We began our Yale experience in a rooming group in Wright Hall that included George Humphrey, Randy Labbe, John Monath, Demi Gibson, Dick Goodyear, and Wally Winter. Am I forgetting anyone? It is hard to tell of Hoyt's time at Yale without frequent mention of George. Hoyt and I both played the guitar, neither with great artistry. But this was the folk era. The important thing was the song, not the performance. Our entry group shared a lot of conversations, weekend celebrations, and quiet times during the three years we were together at Saybrook.
I regret that I saw very little of Hoyt in subsequent years. His ranch and family were his greatest joy. I saw him at the service in Cleveland for George a year ago, but all too fleetingly. Hoyt was a good friend and companion through the Yale years. I know he was looking forward to participating in the 50th reunion in May. I wish very much we could have had that time together.
I hope that Mary and their children — Kali, Hoyt Murdoch, and Alexa — are comforted by the certainty that Hoyt lived his life with a special quiet toughness and a dedication to his vision for his ranch for his family and for the larger community.
What if ...
What if you found the right woman at a relatively early stage in life?
What if she felt the same way about you?
What if you knew the right place to settle down, a demanding land but with beauty to spare?
What if you could influence how others perceived you, being tough to the core but not mean?
What if your partner felt the same way about shaping the world?

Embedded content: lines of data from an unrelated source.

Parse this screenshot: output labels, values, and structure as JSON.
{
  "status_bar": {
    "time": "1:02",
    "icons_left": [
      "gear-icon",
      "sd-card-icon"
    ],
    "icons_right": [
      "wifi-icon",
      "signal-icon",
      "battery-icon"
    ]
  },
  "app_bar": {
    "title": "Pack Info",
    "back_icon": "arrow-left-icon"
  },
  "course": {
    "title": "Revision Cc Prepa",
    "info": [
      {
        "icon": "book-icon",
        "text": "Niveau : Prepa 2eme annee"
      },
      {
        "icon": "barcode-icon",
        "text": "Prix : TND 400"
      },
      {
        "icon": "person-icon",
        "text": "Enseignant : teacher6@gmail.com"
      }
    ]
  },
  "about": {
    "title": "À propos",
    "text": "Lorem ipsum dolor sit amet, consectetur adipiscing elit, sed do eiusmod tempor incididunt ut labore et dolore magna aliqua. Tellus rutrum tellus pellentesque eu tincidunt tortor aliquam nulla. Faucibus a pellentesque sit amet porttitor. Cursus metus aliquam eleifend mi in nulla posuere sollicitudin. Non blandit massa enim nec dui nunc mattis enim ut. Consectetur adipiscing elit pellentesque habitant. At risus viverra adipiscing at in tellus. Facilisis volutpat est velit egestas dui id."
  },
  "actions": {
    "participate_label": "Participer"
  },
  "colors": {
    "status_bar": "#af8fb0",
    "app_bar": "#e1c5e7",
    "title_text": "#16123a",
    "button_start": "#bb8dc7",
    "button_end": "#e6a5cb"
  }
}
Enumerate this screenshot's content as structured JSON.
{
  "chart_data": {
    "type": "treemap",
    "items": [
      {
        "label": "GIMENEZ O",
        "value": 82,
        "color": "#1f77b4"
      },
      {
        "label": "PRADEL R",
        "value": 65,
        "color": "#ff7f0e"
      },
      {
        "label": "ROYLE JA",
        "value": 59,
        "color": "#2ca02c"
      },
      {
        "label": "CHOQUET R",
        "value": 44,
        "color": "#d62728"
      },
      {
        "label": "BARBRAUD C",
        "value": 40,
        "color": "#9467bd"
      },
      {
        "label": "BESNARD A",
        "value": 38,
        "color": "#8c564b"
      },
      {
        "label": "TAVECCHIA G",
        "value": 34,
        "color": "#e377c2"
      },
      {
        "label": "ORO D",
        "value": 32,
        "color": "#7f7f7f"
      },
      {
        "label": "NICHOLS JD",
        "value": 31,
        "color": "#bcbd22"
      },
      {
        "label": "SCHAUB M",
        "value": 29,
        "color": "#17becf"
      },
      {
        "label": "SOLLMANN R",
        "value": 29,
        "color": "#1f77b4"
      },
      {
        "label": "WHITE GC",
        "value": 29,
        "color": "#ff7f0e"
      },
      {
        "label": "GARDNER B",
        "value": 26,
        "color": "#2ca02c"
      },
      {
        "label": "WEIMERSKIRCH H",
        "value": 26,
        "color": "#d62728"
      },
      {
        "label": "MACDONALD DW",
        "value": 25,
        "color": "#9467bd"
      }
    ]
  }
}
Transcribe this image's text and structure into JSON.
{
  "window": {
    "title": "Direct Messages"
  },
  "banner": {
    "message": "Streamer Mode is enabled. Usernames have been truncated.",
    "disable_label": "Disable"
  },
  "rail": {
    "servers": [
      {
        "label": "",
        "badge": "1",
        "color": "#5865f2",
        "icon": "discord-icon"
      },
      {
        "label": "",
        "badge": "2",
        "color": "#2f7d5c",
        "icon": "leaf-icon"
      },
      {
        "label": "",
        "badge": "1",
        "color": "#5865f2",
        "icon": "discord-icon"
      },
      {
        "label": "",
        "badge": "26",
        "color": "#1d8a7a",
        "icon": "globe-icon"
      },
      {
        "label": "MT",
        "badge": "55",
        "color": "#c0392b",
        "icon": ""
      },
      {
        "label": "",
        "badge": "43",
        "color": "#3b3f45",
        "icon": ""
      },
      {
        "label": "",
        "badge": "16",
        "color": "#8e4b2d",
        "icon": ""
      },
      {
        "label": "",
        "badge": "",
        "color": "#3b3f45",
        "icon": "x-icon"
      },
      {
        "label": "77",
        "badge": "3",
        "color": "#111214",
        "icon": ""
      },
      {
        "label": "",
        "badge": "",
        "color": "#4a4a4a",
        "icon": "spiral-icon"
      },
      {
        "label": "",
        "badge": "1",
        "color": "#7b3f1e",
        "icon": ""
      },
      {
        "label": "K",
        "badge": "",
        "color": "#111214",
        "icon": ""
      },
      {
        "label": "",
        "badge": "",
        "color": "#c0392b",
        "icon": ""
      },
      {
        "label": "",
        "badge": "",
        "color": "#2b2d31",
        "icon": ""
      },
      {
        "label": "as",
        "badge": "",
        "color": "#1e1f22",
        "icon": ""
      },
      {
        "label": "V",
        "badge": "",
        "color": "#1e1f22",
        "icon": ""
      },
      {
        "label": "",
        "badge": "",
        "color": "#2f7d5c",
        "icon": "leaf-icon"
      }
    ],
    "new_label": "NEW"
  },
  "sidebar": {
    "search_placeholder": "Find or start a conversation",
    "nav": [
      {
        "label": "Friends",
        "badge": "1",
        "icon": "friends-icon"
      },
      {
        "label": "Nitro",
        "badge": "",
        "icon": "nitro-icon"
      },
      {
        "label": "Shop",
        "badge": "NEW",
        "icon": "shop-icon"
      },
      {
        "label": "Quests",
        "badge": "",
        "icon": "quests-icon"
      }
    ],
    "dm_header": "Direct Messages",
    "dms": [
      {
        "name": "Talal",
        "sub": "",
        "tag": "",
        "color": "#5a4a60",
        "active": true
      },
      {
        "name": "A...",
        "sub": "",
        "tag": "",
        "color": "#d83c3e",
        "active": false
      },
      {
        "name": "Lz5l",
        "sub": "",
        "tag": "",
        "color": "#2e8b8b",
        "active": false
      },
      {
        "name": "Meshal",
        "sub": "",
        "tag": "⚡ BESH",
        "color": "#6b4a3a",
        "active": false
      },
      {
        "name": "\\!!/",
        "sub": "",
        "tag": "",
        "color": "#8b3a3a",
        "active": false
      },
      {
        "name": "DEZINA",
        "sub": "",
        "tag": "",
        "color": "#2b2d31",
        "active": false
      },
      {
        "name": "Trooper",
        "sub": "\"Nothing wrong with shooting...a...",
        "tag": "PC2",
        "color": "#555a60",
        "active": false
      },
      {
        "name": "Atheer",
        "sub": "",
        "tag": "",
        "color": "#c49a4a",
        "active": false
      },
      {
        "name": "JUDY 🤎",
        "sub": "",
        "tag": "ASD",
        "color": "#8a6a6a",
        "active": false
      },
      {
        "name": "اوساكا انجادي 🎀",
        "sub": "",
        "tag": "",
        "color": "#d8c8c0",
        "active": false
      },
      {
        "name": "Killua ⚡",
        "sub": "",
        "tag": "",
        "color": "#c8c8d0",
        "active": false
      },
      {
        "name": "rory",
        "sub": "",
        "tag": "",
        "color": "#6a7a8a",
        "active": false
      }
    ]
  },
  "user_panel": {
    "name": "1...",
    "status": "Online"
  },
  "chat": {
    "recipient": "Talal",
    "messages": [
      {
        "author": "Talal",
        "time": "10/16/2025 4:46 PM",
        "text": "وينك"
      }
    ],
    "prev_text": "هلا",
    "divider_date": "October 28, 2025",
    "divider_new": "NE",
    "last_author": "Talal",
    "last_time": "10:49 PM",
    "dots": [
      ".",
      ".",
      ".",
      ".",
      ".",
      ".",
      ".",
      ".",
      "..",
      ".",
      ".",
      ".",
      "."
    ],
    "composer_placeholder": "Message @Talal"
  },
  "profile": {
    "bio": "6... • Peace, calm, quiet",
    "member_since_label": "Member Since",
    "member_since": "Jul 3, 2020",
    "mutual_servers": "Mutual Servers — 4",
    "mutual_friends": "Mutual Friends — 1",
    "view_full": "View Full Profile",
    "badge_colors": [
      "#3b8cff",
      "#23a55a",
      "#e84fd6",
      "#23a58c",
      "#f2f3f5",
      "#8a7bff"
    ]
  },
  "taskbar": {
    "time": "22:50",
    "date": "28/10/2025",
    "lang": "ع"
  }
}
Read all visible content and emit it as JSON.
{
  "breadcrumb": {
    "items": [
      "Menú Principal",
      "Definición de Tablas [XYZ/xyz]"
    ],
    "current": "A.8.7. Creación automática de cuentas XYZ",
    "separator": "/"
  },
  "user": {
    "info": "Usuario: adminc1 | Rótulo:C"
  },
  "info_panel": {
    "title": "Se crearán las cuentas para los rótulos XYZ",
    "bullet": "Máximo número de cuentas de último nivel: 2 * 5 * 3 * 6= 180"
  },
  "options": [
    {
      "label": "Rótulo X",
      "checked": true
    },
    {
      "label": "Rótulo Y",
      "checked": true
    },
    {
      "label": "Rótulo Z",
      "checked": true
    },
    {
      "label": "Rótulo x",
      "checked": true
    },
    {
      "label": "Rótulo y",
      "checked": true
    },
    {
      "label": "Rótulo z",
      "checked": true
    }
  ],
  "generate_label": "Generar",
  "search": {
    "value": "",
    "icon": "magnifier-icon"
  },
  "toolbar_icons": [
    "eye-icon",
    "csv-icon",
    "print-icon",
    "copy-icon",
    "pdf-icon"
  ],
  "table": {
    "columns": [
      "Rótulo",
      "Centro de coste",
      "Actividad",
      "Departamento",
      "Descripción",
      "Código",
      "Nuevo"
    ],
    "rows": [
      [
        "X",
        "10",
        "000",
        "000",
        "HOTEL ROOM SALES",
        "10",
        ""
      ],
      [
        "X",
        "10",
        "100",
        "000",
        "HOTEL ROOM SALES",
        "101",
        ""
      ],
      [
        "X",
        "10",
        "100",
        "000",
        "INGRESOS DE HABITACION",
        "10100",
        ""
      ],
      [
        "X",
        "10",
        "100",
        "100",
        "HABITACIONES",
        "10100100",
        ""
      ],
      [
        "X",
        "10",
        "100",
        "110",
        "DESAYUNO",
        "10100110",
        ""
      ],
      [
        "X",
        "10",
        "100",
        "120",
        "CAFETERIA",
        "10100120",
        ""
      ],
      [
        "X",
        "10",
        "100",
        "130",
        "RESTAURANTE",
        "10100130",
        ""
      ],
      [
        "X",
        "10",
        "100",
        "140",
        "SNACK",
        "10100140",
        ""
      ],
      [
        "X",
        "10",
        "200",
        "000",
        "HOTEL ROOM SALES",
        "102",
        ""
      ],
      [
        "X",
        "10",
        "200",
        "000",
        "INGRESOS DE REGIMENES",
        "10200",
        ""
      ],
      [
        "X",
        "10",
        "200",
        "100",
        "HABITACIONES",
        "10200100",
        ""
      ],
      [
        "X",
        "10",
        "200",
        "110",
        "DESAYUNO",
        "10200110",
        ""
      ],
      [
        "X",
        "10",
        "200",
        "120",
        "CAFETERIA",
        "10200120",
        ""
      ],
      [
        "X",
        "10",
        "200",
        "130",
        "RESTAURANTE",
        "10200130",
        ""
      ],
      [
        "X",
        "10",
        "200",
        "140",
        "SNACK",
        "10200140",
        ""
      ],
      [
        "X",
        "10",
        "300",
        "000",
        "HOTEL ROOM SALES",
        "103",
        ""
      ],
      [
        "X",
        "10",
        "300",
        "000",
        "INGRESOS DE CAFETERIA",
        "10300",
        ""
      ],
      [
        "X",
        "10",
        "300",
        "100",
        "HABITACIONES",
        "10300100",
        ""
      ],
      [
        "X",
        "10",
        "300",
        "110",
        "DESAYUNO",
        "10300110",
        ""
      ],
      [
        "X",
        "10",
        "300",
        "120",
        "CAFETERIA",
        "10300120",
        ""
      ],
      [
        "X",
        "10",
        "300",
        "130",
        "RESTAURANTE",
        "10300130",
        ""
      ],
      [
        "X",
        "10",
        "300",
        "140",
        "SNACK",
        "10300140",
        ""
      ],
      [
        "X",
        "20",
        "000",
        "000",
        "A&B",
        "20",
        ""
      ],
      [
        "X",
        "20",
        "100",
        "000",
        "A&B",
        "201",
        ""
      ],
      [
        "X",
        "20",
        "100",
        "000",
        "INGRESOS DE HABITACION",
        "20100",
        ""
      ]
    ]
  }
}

What if you were blessed with children who thrived in this chosen place?
What if all nearby hung on your every word — OK, let's not overdo it.
Hoyt, you are missed.